◆ **What you have to do**
Give each record below again, without a single difference.

______

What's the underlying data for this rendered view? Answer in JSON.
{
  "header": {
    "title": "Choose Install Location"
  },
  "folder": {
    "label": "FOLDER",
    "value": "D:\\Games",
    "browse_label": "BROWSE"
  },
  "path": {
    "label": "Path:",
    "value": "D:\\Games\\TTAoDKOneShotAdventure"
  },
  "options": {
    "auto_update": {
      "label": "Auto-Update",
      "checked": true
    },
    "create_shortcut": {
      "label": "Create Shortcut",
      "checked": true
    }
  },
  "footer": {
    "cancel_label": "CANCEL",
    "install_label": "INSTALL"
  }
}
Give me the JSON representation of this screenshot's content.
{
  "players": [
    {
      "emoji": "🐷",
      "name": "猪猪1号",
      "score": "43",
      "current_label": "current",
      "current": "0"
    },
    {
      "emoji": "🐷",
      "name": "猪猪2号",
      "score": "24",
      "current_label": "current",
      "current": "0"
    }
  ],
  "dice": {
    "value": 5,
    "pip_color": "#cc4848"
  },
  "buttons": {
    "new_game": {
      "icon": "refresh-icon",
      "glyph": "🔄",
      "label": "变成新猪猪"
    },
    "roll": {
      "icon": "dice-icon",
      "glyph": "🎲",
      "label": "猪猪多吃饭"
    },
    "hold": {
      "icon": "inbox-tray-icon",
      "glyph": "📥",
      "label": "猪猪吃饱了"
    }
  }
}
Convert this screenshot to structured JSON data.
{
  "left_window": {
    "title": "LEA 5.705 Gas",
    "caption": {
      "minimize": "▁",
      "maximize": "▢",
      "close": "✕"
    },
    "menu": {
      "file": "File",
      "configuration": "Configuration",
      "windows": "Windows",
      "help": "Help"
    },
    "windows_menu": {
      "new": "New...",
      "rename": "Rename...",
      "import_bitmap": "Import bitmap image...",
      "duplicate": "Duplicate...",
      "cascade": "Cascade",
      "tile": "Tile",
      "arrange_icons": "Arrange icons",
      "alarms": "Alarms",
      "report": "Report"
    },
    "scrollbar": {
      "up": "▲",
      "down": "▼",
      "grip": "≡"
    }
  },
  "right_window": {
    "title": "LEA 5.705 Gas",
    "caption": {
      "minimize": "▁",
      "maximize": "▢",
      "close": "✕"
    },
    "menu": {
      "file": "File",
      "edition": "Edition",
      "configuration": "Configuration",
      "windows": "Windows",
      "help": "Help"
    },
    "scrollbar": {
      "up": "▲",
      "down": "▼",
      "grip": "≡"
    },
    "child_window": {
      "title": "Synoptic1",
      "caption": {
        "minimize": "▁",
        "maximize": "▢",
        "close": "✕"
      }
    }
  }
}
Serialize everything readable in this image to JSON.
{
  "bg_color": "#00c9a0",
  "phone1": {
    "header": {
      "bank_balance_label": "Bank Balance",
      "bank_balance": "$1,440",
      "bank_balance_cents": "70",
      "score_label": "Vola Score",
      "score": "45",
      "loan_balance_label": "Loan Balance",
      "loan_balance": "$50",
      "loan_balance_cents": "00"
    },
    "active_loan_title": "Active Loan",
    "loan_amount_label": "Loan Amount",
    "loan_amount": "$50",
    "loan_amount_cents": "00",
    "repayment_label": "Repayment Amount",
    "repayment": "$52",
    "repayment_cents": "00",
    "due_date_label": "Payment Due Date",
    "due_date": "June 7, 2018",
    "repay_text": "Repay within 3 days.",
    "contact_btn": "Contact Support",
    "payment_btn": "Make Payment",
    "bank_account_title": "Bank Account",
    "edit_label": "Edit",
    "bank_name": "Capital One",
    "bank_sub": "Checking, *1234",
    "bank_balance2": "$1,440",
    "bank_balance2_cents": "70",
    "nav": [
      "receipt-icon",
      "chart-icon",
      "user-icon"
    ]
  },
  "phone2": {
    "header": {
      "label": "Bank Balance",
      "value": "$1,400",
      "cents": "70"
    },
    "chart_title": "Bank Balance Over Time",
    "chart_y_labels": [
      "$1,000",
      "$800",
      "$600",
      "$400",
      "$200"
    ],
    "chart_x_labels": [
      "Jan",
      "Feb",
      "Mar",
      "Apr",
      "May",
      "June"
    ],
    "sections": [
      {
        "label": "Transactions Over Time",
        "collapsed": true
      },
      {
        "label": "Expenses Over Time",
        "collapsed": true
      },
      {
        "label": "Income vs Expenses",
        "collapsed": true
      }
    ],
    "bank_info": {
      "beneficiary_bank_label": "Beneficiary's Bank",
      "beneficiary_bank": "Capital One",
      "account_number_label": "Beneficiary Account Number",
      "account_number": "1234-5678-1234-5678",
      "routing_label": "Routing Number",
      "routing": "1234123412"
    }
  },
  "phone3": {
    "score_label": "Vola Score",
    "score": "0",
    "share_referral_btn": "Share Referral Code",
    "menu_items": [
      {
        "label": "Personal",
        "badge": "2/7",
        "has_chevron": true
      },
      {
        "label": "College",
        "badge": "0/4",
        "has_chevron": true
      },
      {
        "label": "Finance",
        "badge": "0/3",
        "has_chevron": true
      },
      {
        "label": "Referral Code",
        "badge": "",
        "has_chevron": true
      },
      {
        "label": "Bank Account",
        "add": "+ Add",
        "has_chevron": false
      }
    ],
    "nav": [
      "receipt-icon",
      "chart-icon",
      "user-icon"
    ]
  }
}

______

◆ **Task output**
What's the underlying data for this rendered view? Answer in JSON.
{
  "header": {
    "title": "Choose Install Location"
  },
  "folder": {
    "label": "FOLDER",
    "value": "D:\\Games",
    "browse_label": "BROWSE"
  },
  "path": {
    "label": "Path:",
    "value": "D:\\Games\\TTAoDKOneShotAdventure"
  },
  "options": {
    "auto_update": {
      "label": "Auto-Update",
      "checked": true
    },
    "create_shortcut": {
      "label": "Create Shortcut",
      "checked": true
    }
  },
  "footer": {
    "cancel_label": "CANCEL",
    "install_label": "INSTALL"
  }
}
Give me the JSON representation of this screenshot's content.
{
  "players": [
    {
      "emoji": "🐷",
      "name": "猪猪1号",
      "score": "43",
      "current_label": "current",
      "current": "0"
    },
    {
      "emoji": "🐷",
      "name": "猪猪2号",
      "score": "24",
      "current_label": "current",
      "current": "0"
    }
  ],
  "dice": {
    "value": 5,
    "pip_color": "#cc4848"
  },
  "buttons": {
    "new_game": {
      "icon": "refresh-icon",
      "glyph": "🔄",
      "label": "变成新猪猪"
    },
    "roll": {
      "icon": "dice-icon",
      "glyph": "🎲",
      "label": "猪猪多吃饭"
    },
    "hold": {
      "icon": "inbox-tray-icon",
      "glyph": "📥",
      "label": "猪猪吃饱了"
    }
  }
}
Convert this screenshot to structured JSON data.
{
  "left_window": {
    "title": "LEA 5.705 Gas",
    "caption": {
      "minimize": "▁",
      "maximize": "▢",
      "close": "✕"
    },
    "menu": {
      "file": "File",
      "configuration": "Configuration",
      "windows": "Windows",
      "help": "Help"
    },
    "windows_menu": {
      "new": "New...",
      "rename": "Rename...",
      "import_bitmap": "Import bitmap image...",
      "duplicate": "Duplicate...",
      "cascade": "Cascade",
      "tile": "Tile",
      "arrange_icons": "Arrange icons",
      "alarms": "Alarms",
      "report": "Report"
    },
    "scrollbar": {
      "up": "▲",
      "down": "▼",
      "grip": "≡"
    }
  },
  "right_window": {
    "title": "LEA 5.705 Gas",
    "caption": {
      "minimize": "▁",
      "maximize": "▢",
      "close": "✕"
    },
    "menu": {
      "file": "File",
      "edition": "Edition",
      "configuration": "Configuration",
      "windows": "Windows",
      "help": "Help"
    },
    "scrollbar": {
      "up": "▲",
      "down": "▼",
      "grip": "≡"
    },
    "child_window": {
      "title": "Synoptic1",
      "caption": {
        "minimize": "▁",
        "maximize": "▢",
        "close": "✕"
      }
    }
  }
}
Serialize everything readable in this image to JSON.
{
  "bg_color": "#00c9a0",
  "phone1": {
    "header": {
      "bank_balance_label": "Bank Balance",
      "bank_balance": "$1,440",
      "bank_balance_cents": "70",
      "score_label": "Vola Score",
      "score": "45",
      "loan_balance_label": "Loan Balance",
      "loan_balance": "$50",
      "loan_balance_cents": "00"
    },
    "active_loan_title": "Active Loan",
    "loan_amount_label": "Loan Amount",
    "loan_amount": "$50",
    "loan_amount_cents": "00",
    "repayment_label": "Repayment Amount",
    "repayment": "$52",
    "repayment_cents": "00",
    "due_date_label": "Payment Due Date",
    "due_date": "June 7, 2018",
    "repay_text": "Repay within 3 days.",
    "contact_btn": "Contact Support",
    "payment_btn": "Make Payment",
    "bank_account_title": "Bank Account",
    "edit_label": "Edit",
    "bank_name": "Capital One",
    "bank_sub": "Checking, *1234",
    "bank_balance2": "$1,440",
    "bank_balance2_cents": "70",
    "nav": [
      "receipt-icon",
      "chart-icon",
      "user-icon"
    ]
  },
  "phone2": {
    "header": {
      "label": "Bank Balance",
      "value": "$1,400",
      "cents": "70"
    },
    "chart_title": "Bank Balance Over Time",
    "chart_y_labels": [
      "$1,000",
      "$800",
      "$600",
      "$400",
      "$200"
    ],
    "chart_x_labels": [
      "Jan",
      "Feb",
      "Mar",
      "Apr",
      "May",
      "June"
    ],
    "sections": [
      {
        "label": "Transactions Over Time",
        "collapsed": true
      },
      {
        "label": "Expenses Over Time",
        "collapsed": true
      },
      {
        "label": "Income vs Expenses",
        "collapsed": true
      }
    ],
    "bank_info": {
      "beneficiary_bank_label": "Beneficiary's Bank",
      "beneficiary_bank": "Capital One",
      "account_number_label": "Beneficiary Account Number",
      "account_number": "1234-5678-1234-5678",
      "routing_label": "Routing Number",
      "routing": "1234123412"
    }
  },
  "phone3": {
    "score_label": "Vola Score",
    "score": "0",
    "share_referral_btn": "Share Referral Code",
    "menu_items": [
      {
        "label": "Personal",
        "badge": "2/7",
        "has_chevron": true
      },
      {
        "label": "College",
        "badge": "0/4",
        "has_chevron": true
      },
      {
        "label": "Finance",
        "badge": "0/3",
        "has_chevron": true
      },
      {
        "label": "Referral Code",
        "badge": "",
        "has_chevron": true
      },
      {
        "label": "Bank Account",
        "add": "+ Add",
        "has_chevron": false
      }
    ],
    "nav": [
      "receipt-icon",
      "chart-icon",
      "user-icon"
    ]
  }
}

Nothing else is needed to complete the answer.